Christmas music makes you crazy, experts say

As we noted recently, it’s Christmas season, whether we like it or not. But a word of caution: don’t get too into the holiday spirit, it’s for your own good.

Experts say that constant exposure to Christmas music and scents can negatively affect your mental health. Studies show that holiday-related stress is a fairly common affliction. Psychologists warn that being unable to escape reminders of the holiday season can increase the pressure that we put on ourselves by not allowing a mental escape. By bombarding ourselves with Christmas music and scents the associate with the holidays, we put our mental health at risk.

So turn off the holiday jams, put out that pine-scented candle and thow out your maple pecan gingerbread coffee drink. You’re driving yourself crazy.

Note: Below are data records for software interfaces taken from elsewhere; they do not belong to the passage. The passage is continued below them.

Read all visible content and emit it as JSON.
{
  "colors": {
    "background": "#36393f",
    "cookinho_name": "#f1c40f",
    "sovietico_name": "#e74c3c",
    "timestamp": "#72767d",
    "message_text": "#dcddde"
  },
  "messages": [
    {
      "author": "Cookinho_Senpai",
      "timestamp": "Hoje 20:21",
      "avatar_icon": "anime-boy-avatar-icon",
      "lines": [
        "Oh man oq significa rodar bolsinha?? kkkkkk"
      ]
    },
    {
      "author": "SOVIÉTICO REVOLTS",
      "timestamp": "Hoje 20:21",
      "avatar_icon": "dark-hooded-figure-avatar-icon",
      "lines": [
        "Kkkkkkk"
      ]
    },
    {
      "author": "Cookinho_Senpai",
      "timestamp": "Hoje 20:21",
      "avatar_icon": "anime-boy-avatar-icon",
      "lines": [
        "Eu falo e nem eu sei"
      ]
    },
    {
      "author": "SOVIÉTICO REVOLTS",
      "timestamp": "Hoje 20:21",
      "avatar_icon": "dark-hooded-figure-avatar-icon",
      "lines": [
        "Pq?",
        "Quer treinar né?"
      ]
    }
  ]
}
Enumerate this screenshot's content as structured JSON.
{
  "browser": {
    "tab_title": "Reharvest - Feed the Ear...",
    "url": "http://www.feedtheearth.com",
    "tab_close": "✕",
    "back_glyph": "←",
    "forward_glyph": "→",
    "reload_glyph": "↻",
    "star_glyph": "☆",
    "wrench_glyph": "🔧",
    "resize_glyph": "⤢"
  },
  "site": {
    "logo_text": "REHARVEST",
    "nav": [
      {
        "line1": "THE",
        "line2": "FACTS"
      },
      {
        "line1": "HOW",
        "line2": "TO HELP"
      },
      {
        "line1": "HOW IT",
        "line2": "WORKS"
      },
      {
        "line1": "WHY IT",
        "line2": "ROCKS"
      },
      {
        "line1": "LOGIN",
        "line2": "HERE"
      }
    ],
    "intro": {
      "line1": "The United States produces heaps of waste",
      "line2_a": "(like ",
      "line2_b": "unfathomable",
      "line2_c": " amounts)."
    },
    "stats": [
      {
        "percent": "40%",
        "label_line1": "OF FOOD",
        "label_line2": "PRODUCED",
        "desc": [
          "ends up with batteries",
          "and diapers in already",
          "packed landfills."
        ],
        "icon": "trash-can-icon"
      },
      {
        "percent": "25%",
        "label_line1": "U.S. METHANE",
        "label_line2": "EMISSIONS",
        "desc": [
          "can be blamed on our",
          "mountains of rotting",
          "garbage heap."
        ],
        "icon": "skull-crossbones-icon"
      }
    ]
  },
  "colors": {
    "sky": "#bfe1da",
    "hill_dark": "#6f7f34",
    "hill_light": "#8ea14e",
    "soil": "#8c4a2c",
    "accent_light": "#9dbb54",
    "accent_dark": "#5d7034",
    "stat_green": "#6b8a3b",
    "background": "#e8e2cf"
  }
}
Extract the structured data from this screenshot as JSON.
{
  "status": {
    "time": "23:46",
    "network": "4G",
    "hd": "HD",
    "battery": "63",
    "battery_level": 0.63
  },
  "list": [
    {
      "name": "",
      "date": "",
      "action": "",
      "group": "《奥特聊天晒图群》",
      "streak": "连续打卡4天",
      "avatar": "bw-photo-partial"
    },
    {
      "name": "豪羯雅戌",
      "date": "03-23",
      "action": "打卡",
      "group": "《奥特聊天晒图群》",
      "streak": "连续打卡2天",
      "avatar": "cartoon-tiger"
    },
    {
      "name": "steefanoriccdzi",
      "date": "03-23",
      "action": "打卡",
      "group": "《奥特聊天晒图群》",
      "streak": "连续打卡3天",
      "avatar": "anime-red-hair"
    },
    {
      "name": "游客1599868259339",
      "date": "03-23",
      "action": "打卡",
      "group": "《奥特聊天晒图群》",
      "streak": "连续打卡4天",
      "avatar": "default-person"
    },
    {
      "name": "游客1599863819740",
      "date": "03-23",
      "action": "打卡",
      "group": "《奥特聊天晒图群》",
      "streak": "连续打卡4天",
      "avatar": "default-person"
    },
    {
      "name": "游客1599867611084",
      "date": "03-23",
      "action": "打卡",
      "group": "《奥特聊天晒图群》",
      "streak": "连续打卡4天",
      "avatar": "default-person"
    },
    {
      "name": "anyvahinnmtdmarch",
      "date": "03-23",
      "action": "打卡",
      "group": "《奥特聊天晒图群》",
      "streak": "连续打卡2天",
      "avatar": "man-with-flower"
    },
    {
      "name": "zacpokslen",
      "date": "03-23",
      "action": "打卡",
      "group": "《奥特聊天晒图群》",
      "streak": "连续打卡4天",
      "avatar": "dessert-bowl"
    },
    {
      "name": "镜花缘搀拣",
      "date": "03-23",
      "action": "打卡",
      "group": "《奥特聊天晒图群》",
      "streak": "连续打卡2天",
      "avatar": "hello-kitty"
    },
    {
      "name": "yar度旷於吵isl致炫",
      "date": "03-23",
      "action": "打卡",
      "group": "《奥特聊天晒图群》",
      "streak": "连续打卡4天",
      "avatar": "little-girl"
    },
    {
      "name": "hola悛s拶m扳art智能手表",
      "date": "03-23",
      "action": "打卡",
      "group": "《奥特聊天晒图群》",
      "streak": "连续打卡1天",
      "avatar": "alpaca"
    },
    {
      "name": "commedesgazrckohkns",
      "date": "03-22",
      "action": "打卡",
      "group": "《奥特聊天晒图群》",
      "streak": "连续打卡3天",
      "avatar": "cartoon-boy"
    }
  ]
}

Pro vs. Con: Yule be sorry

argument

The Guys – well, Rick and Bryan, anyway – are at an impasse. We both agree that, since Thanksgiving is over, we’re in the officially acceptable period of expressing Christmas joy. But, is there a Too Soon for dialing Christmas up to 11? Are there limits, both structurally and psychologically, to how quickly we should ramp up Christmas? Can we maintain the holiday spirit for an entire month, or should we taper it off a bit to make it to December 25th? Bryan believes this is stupid and insane (Con), and Rick thinks it’s not only inevitable but makes December better (Pro).

We hash out all this and more in Pro vs. Con: Yule Be Sorry Edition.

Christmas trees and other decorations

In the real vs. fake tree debate, the only one that can entertain for an entire month is fiber optic.
In the real vs. fake tree debate, the only one that can entertain for an entire month is fiber optic.

Rick: There’s definitely a Too Soon for Christmas decorations, and that’s any time before Thanksgiving. Stores setting up Christmas displays before Halloween? That’s ridiculous, and Christmas in July is a buttf*cking blasphemy. But, once we’re past Thanksgiving? I say go for it.

Christmas decorations in my house mean rearranging furniture, heaving lifting, gardening/floristry, ladders and outdoor work. You won’t have a larger unpaid labor force any other day of the year than on the Friday immediately after Thanksgiving, which you can pay in leftovers. With that amount of work put into decorating, I’m not taking them down until my final eviction notice in mid-January. I figure there’s Advent, Christmas Eve and Day, the twelve days of Christmas, the Epiphany (if you’re Catholic), New Years, and then the two weeks of 2016’s hangover.

Bryan: If you’re able to move off the couch after Thanksgiving, you’re doing it wrong. The day after Thanksgiving is for one thing only: praying for a smooth bowel movement. Continue reading Pro vs. Con: Yule be sorry